#### EXERCISE INSTRUCTIONS:
Work out how many lines in the data below contain the string "kind", and reply with that figure alone.

#### RECORDS SUPPLIED:
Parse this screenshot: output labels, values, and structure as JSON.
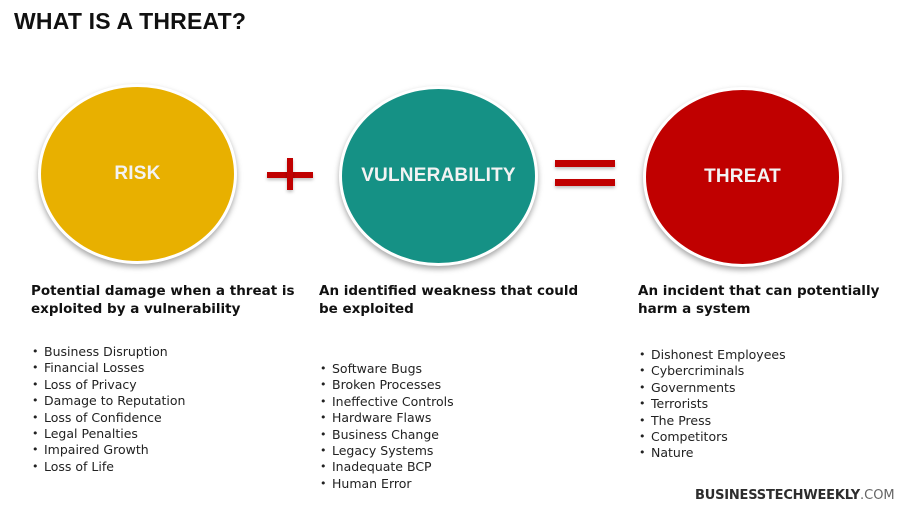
{
  "title": "WHAT IS A THREAT?",
  "colors": {
    "risk": "#e8b000",
    "vulnerability": "#159185",
    "threat": "#c00000",
    "operator": "#c00000"
  },
  "equation": {
    "operand1": "RISK",
    "operator1": "plus",
    "operand2": "VULNERABILITY",
    "operator2": "equals",
    "result": "THREAT"
  },
  "columns": {
    "risk": {
      "heading": "Potential damage when a threat is exploited by a vulnerability",
      "items": [
        "Business Disruption",
        "Financial Losses",
        "Loss of Privacy",
        "Damage to Reputation",
        "Loss of Confidence",
        "Legal Penalties",
        "Impaired Growth",
        "Loss of Life"
      ]
    },
    "vulnerability": {
      "heading": "An identified weakness that could be exploited",
      "items": [
        "Software Bugs",
        "Broken Processes",
        "Ineffective Controls",
        "Hardware Flaws",
        "Business Change",
        "Legacy Systems",
        "Inadequate BCP",
        "Human Error"
      ]
    },
    "threat": {
      "heading": "An incident that can potentially harm a system",
      "items": [
        "Dishonest Employees",
        "Cybercriminals",
        "Governments",
        "Terrorists",
        "The Press",
        "Competitors",
        "Nature"
      ]
    }
  },
  "brand": {
    "name": "BUSINESSTECHWEEKLY",
    "domain": ".COM"
  }
}
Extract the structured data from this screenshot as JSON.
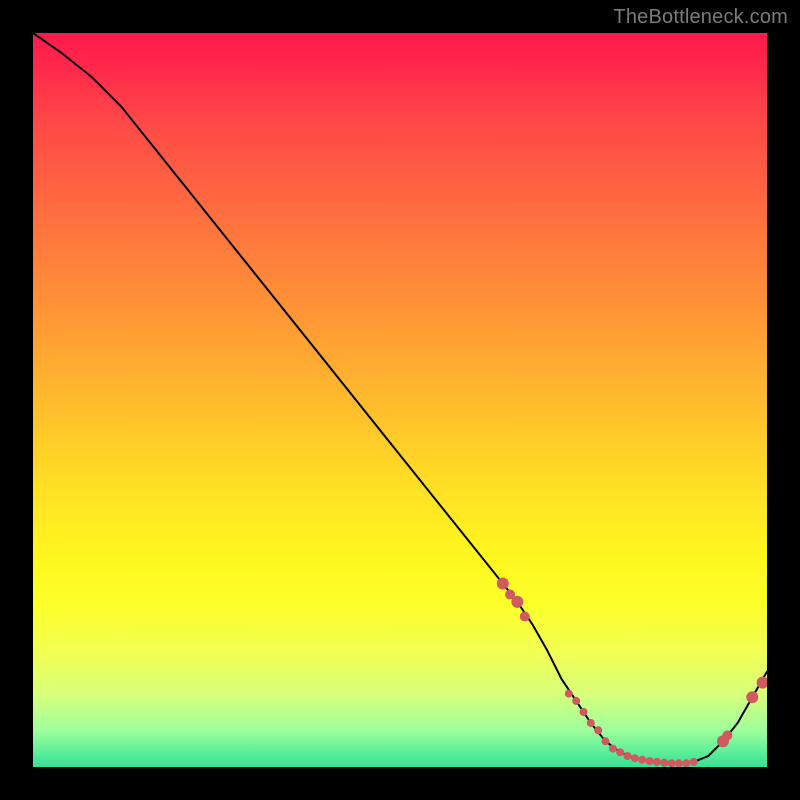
{
  "watermark": "TheBottleneck.com",
  "chart_data": {
    "type": "line",
    "title": "",
    "xlabel": "",
    "ylabel": "",
    "xlim": [
      0,
      100
    ],
    "ylim": [
      0,
      100
    ],
    "grid": false,
    "legend": false,
    "series": [
      {
        "name": "bottleneck-curve",
        "x": [
          0,
          4,
          8,
          12,
          20,
          30,
          40,
          50,
          60,
          64,
          66,
          68,
          70,
          72,
          74,
          76,
          78,
          80,
          82,
          84,
          86,
          88,
          90,
          92,
          94,
          96,
          98,
          100
        ],
        "y": [
          100,
          97.2,
          94,
          90,
          80,
          67.5,
          55,
          42.5,
          30,
          25,
          22.5,
          19.5,
          16,
          12,
          9,
          6,
          3.5,
          2,
          1.2,
          0.7,
          0.5,
          0.5,
          0.7,
          1.5,
          3.5,
          6,
          9.5,
          13
        ]
      }
    ],
    "scatter_points": {
      "name": "highlight-points",
      "x": [
        64,
        65,
        66,
        67,
        73,
        74,
        75,
        76,
        77,
        78,
        79,
        80,
        81,
        82,
        83,
        84,
        85,
        86,
        87,
        88,
        89,
        90,
        94,
        94.6,
        98,
        99.4
      ],
      "y": [
        25,
        23.5,
        22.5,
        20.5,
        10,
        9,
        7.5,
        6,
        5,
        3.5,
        2.5,
        2,
        1.5,
        1.2,
        1,
        0.8,
        0.7,
        0.6,
        0.5,
        0.5,
        0.5,
        0.7,
        3.5,
        4.3,
        9.5,
        11.5
      ],
      "r": [
        6,
        5,
        6,
        5,
        4,
        4,
        4,
        4,
        4,
        4,
        4,
        4,
        4,
        4,
        4,
        4,
        4,
        4,
        4,
        4,
        4,
        4,
        6,
        5,
        6,
        6
      ]
    }
  }
}
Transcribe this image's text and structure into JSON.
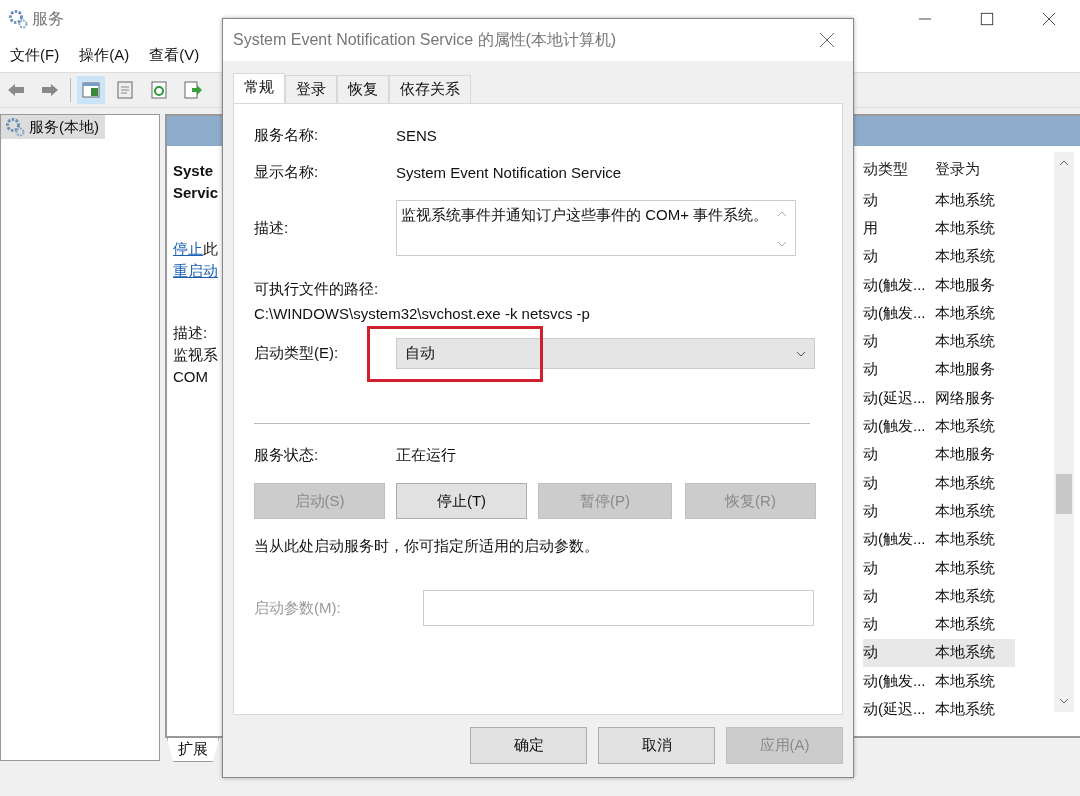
{
  "window": {
    "title": "服务"
  },
  "menu": [
    "文件(F)",
    "操作(A)",
    "查看(V)"
  ],
  "toolbar": [
    {
      "kind": "back",
      "selected": false
    },
    {
      "kind": "forward",
      "selected": false
    },
    {
      "kind": "pane",
      "selected": true
    },
    {
      "kind": "sheet",
      "selected": false
    },
    {
      "kind": "refresh",
      "selected": false
    },
    {
      "kind": "export",
      "selected": false
    }
  ],
  "tree": {
    "items": [
      {
        "label": "服务(本地)",
        "selected": true
      }
    ]
  },
  "detail": {
    "title_lines": [
      "Syste",
      "Servic"
    ],
    "actions": [
      {
        "link": "停止",
        "text": "此"
      },
      {
        "link": "重启动"
      }
    ],
    "description_label": "描述:",
    "description_lines": [
      "监视系",
      "COM"
    ]
  },
  "services_table": {
    "columns": [
      "动类型",
      "登录为"
    ],
    "rows": [
      {
        "startup_type": "动",
        "log_on_as": "本地系统",
        "selected": false
      },
      {
        "startup_type": "用",
        "log_on_as": "本地系统",
        "selected": false
      },
      {
        "startup_type": "动",
        "log_on_as": "本地系统",
        "selected": false
      },
      {
        "startup_type": "动(触发...",
        "log_on_as": "本地服务",
        "selected": false
      },
      {
        "startup_type": "动(触发...",
        "log_on_as": "本地系统",
        "selected": false
      },
      {
        "startup_type": "动",
        "log_on_as": "本地系统",
        "selected": false
      },
      {
        "startup_type": "动",
        "log_on_as": "本地服务",
        "selected": false
      },
      {
        "startup_type": "动(延迟...",
        "log_on_as": "网络服务",
        "selected": false
      },
      {
        "startup_type": "动(触发...",
        "log_on_as": "本地系统",
        "selected": false
      },
      {
        "startup_type": "动",
        "log_on_as": "本地服务",
        "selected": false
      },
      {
        "startup_type": "动",
        "log_on_as": "本地系统",
        "selected": false
      },
      {
        "startup_type": "动",
        "log_on_as": "本地系统",
        "selected": false
      },
      {
        "startup_type": "动(触发...",
        "log_on_as": "本地系统",
        "selected": false
      },
      {
        "startup_type": "动",
        "log_on_as": "本地系统",
        "selected": false
      },
      {
        "startup_type": "动",
        "log_on_as": "本地系统",
        "selected": false
      },
      {
        "startup_type": "动",
        "log_on_as": "本地系统",
        "selected": false
      },
      {
        "startup_type": "动",
        "log_on_as": "本地系统",
        "selected": true
      },
      {
        "startup_type": "动(触发...",
        "log_on_as": "本地系统",
        "selected": false
      },
      {
        "startup_type": "动(延迟...",
        "log_on_as": "本地系统",
        "selected": false
      }
    ]
  },
  "bottom_tabs": [
    {
      "label": "扩展",
      "selected": true
    }
  ],
  "dialog": {
    "title": "System Event Notification Service 的属性(本地计算机)",
    "tabs": [
      {
        "label": "常规",
        "selected": true
      },
      {
        "label": "登录",
        "selected": false
      },
      {
        "label": "恢复",
        "selected": false
      },
      {
        "label": "依存关系",
        "selected": false
      }
    ],
    "service_name": {
      "label": "服务名称:",
      "value": "SENS"
    },
    "display_name": {
      "label": "显示名称:",
      "value": "System Event Notification Service"
    },
    "description": {
      "label": "描述:",
      "value": "监视系统事件并通知订户这些事件的 COM+ 事件系统。"
    },
    "path": {
      "label": "可执行文件的路径:",
      "value": "C:\\WINDOWS\\system32\\svchost.exe -k netsvcs -p"
    },
    "startup_type": {
      "label": "启动类型(E):",
      "value": "自动",
      "highlighted": true
    },
    "service_status": {
      "label": "服务状态:",
      "value": "正在运行"
    },
    "service_buttons": [
      {
        "label": "启动(S)",
        "disabled": true
      },
      {
        "label": "停止(T)",
        "disabled": false
      },
      {
        "label": "暂停(P)",
        "disabled": true
      },
      {
        "label": "恢复(R)",
        "disabled": true
      }
    ],
    "hint": "当从此处启动服务时，你可指定所适用的启动参数。",
    "start_params": {
      "label": "启动参数(M):",
      "disabled": true
    },
    "buttons": [
      {
        "label": "确定",
        "disabled": false
      },
      {
        "label": "取消",
        "disabled": false
      },
      {
        "label": "应用(A)",
        "disabled": true
      }
    ]
  }
}
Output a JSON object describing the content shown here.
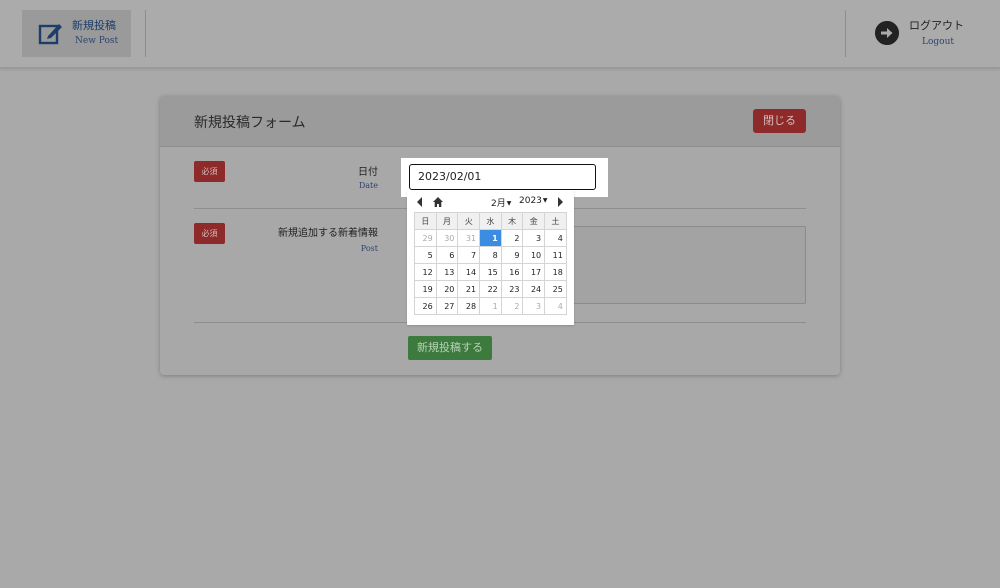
{
  "header": {
    "new_post": {
      "label": "新規投稿",
      "sublabel": "New Post",
      "icon": "edit-icon"
    },
    "logout": {
      "label": "ログアウト",
      "sublabel": "Logout",
      "icon": "arrow-right-circle-icon"
    }
  },
  "form": {
    "title": "新規投稿フォーム",
    "close_label": "閉じる",
    "required_badge": "必須",
    "date_field": {
      "label": "日付",
      "sublabel": "Date",
      "value": "2023/02/01"
    },
    "post_field": {
      "label": "新規追加する新着情報",
      "sublabel": "Post",
      "value": ""
    },
    "submit_label": "新規投稿する"
  },
  "datepicker": {
    "month": "2月",
    "year": "2023",
    "weekdays": [
      "日",
      "月",
      "火",
      "水",
      "木",
      "金",
      "土"
    ],
    "weeks": [
      [
        "29",
        "30",
        "31",
        "1",
        "2",
        "3",
        "4"
      ],
      [
        "5",
        "6",
        "7",
        "8",
        "9",
        "10",
        "11"
      ],
      [
        "12",
        "13",
        "14",
        "15",
        "16",
        "17",
        "18"
      ],
      [
        "19",
        "20",
        "21",
        "22",
        "23",
        "24",
        "25"
      ],
      [
        "26",
        "27",
        "28",
        "1",
        "2",
        "3",
        "4"
      ]
    ],
    "selected_day": "1"
  },
  "colors": {
    "overlay_bg": "#a9a9a9",
    "required": "#8e2a2a",
    "close_button": "#8f2a2a",
    "submit_button": "#3d7a3d",
    "selected_day": "#3a8de0"
  }
}
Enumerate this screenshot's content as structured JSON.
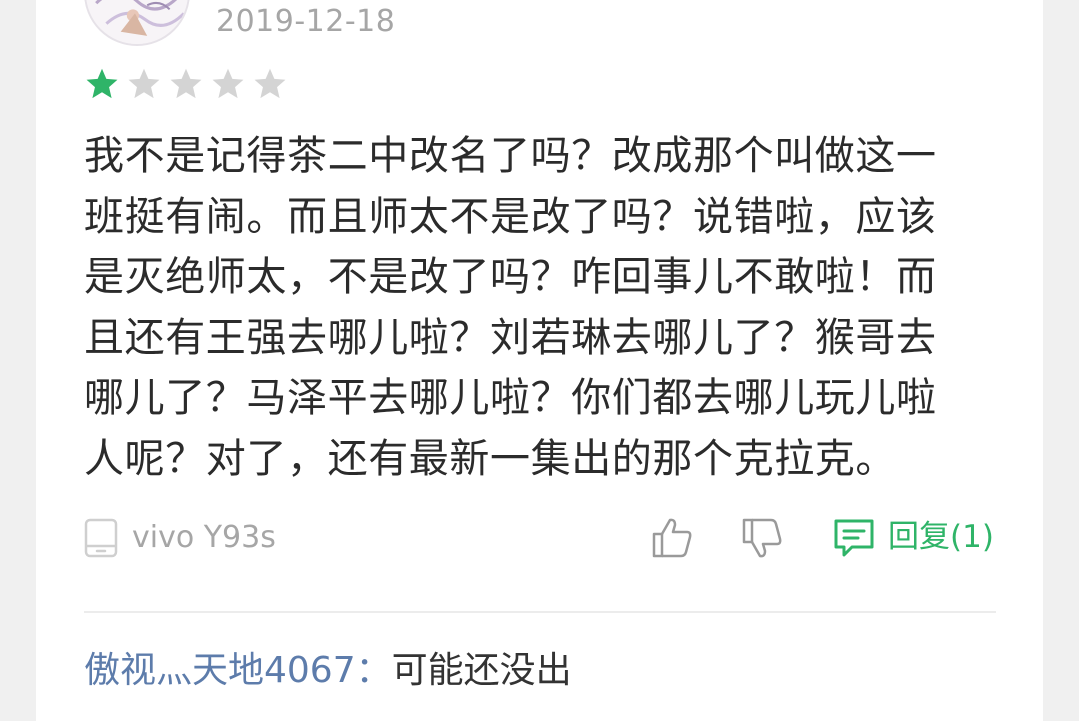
{
  "review": {
    "date": "2019-12-18",
    "rating": 1,
    "max_rating": 5,
    "text": "我不是记得茶二中改名了吗？改成那个叫做这一班挺有闹。而且师太不是改了吗？说错啦，应该是灭绝师太，不是改了吗？咋回事儿不敢啦！而且还有王强去哪儿啦？刘若琳去哪儿了？猴哥去哪儿了？马泽平去哪儿啦？你们都去哪儿玩儿啦人呢？对了，还有最新一集出的那个克拉克。",
    "device": "vivo Y93s",
    "reply_label": "回复(1)"
  },
  "first_reply": {
    "author": "傲视灬天地4067",
    "separator": "：",
    "text": "可能还没出"
  },
  "colors": {
    "star_filled": "#2fb468",
    "star_empty": "#d4d4d4",
    "reply_accent": "#2fb468",
    "author_link": "#5d7cab",
    "meta_text": "#a6a6a6"
  },
  "icons": {
    "like": "thumbs-up-icon",
    "dislike": "thumbs-down-icon",
    "reply": "comment-icon",
    "device": "phone-icon"
  }
}
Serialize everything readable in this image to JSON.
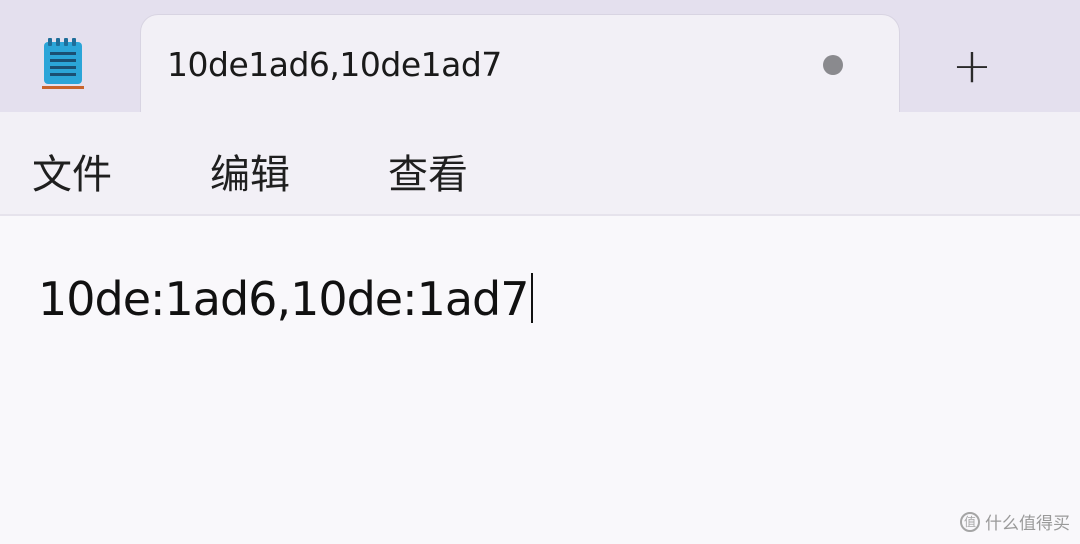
{
  "tab": {
    "title": "10de1ad6,10de1ad7",
    "unsaved_indicator": "dot",
    "new_tab_label": "+"
  },
  "app_icon": "notepad-icon",
  "menu": {
    "items": [
      {
        "label": "文件"
      },
      {
        "label": "编辑"
      },
      {
        "label": "查看"
      }
    ]
  },
  "editor": {
    "content": "10de:1ad6,10de:1ad7"
  },
  "watermark": {
    "text": "什么值得买",
    "logo_glyph": "值"
  },
  "colors": {
    "titlebar_bg": "#e4e0ee",
    "tab_bg": "#f2f0f6",
    "editor_bg": "#f9f8fb",
    "icon_accent": "#2ba5d8",
    "icon_underline": "#c8642c"
  }
}
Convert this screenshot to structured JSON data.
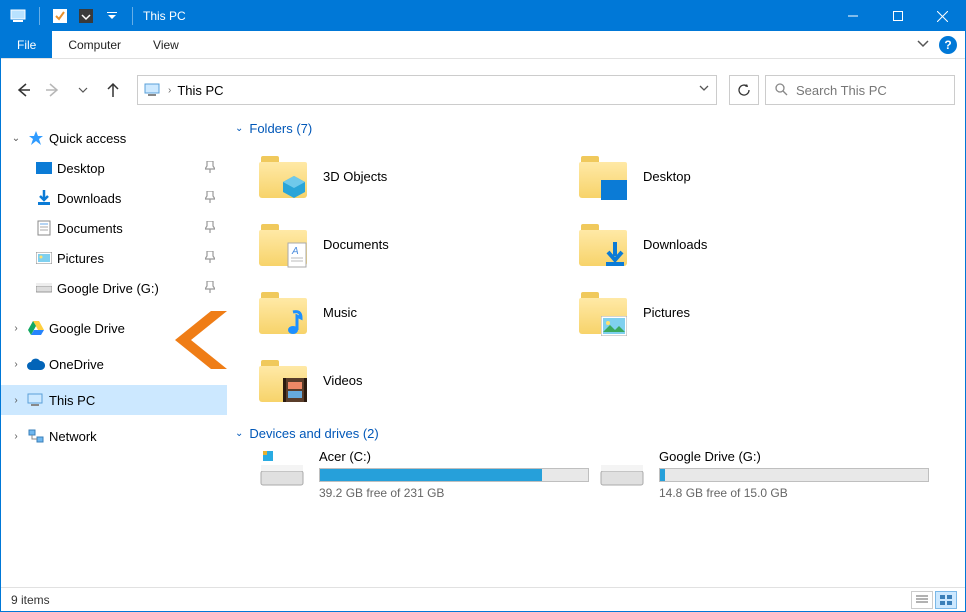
{
  "window": {
    "title": "This PC"
  },
  "ribbon": {
    "file": "File",
    "tabs": [
      "Computer",
      "View"
    ]
  },
  "nav": {
    "breadcrumb": "This PC",
    "search_placeholder": "Search This PC"
  },
  "tree": {
    "quick_access": "Quick access",
    "qa_items": [
      {
        "label": "Desktop"
      },
      {
        "label": "Downloads"
      },
      {
        "label": "Documents"
      },
      {
        "label": "Pictures"
      },
      {
        "label": "Google Drive (G:)"
      }
    ],
    "nodes": [
      {
        "label": "Google Drive"
      },
      {
        "label": "OneDrive"
      },
      {
        "label": "This PC"
      },
      {
        "label": "Network"
      }
    ]
  },
  "groups": {
    "folders_header": "Folders (7)",
    "drives_header": "Devices and drives (2)"
  },
  "folders": [
    {
      "label": "3D Objects"
    },
    {
      "label": "Desktop"
    },
    {
      "label": "Documents"
    },
    {
      "label": "Downloads"
    },
    {
      "label": "Music"
    },
    {
      "label": "Pictures"
    },
    {
      "label": "Videos"
    }
  ],
  "drives": [
    {
      "label": "Acer (C:)",
      "free_text": "39.2 GB free of 231 GB",
      "fill_pct": 83
    },
    {
      "label": "Google Drive (G:)",
      "free_text": "14.8 GB free of 15.0 GB",
      "fill_pct": 2
    }
  ],
  "status": {
    "items": "9 items"
  }
}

#### WRITTEN REPLY:
6